Work instruction
Your answer must match the records word for word and contain no pictures.

Available data

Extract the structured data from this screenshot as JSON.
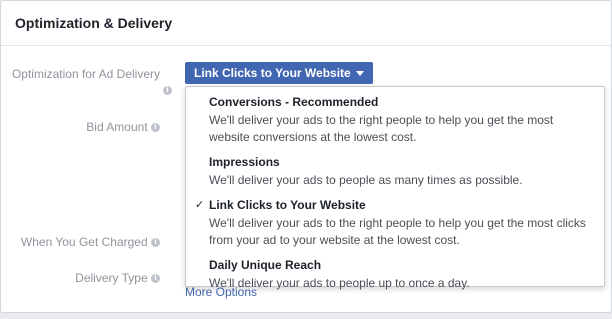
{
  "section": {
    "title": "Optimization & Delivery"
  },
  "labels": {
    "optimization": "Optimization for Ad Delivery",
    "bid_amount": "Bid Amount",
    "when_charged": "When You Get Charged",
    "delivery_type": "Delivery Type"
  },
  "info_icon": {
    "glyph": "i",
    "icon": "info-icon"
  },
  "optimization_button": {
    "label": "Link Clicks to Your Website",
    "icon": "caret-down-icon",
    "color": "#4267b2"
  },
  "more_options": {
    "label": "More Options"
  },
  "dropdown": {
    "check_glyph": "✓",
    "options": [
      {
        "title": "Conversions - Recommended",
        "description": "We'll deliver your ads to the right people to help you get the most website conversions at the lowest cost.",
        "selected": false
      },
      {
        "title": "Impressions",
        "description": "We'll deliver your ads to people as many times as possible.",
        "selected": false
      },
      {
        "title": "Link Clicks to Your Website",
        "description": "We'll deliver your ads to the right people to help you get the most clicks from your ad to your website at the lowest cost.",
        "selected": true
      },
      {
        "title": "Daily Unique Reach",
        "description": "We'll deliver your ads to people up to once a day.",
        "selected": false
      }
    ]
  }
}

Answer to this exercise
Extract the structured data from this screenshot as JSON.
{
  "section": {
    "title": "Optimization & Delivery"
  },
  "labels": {
    "optimization": "Optimization for Ad Delivery",
    "bid_amount": "Bid Amount",
    "when_charged": "When You Get Charged",
    "delivery_type": "Delivery Type"
  },
  "info_icon": {
    "glyph": "i",
    "icon": "info-icon"
  },
  "optimization_button": {
    "label": "Link Clicks to Your Website",
    "icon": "caret-down-icon",
    "color": "#4267b2"
  },
  "more_options": {
    "label": "More Options"
  },
  "dropdown": {
    "check_glyph": "✓",
    "options": [
      {
        "title": "Conversions - Recommended",
        "description": "We'll deliver your ads to the right people to help you get the most website conversions at the lowest cost.",
        "selected": false
      },
      {
        "title": "Impressions",
        "description": "We'll deliver your ads to people as many times as possible.",
        "selected": false
      },
      {
        "title": "Link Clicks to Your Website",
        "description": "We'll deliver your ads to the right people to help you get the most clicks from your ad to your website at the lowest cost.",
        "selected": true
      },
      {
        "title": "Daily Unique Reach",
        "description": "We'll deliver your ads to people up to once a day.",
        "selected": false
      }
    ]
  }
}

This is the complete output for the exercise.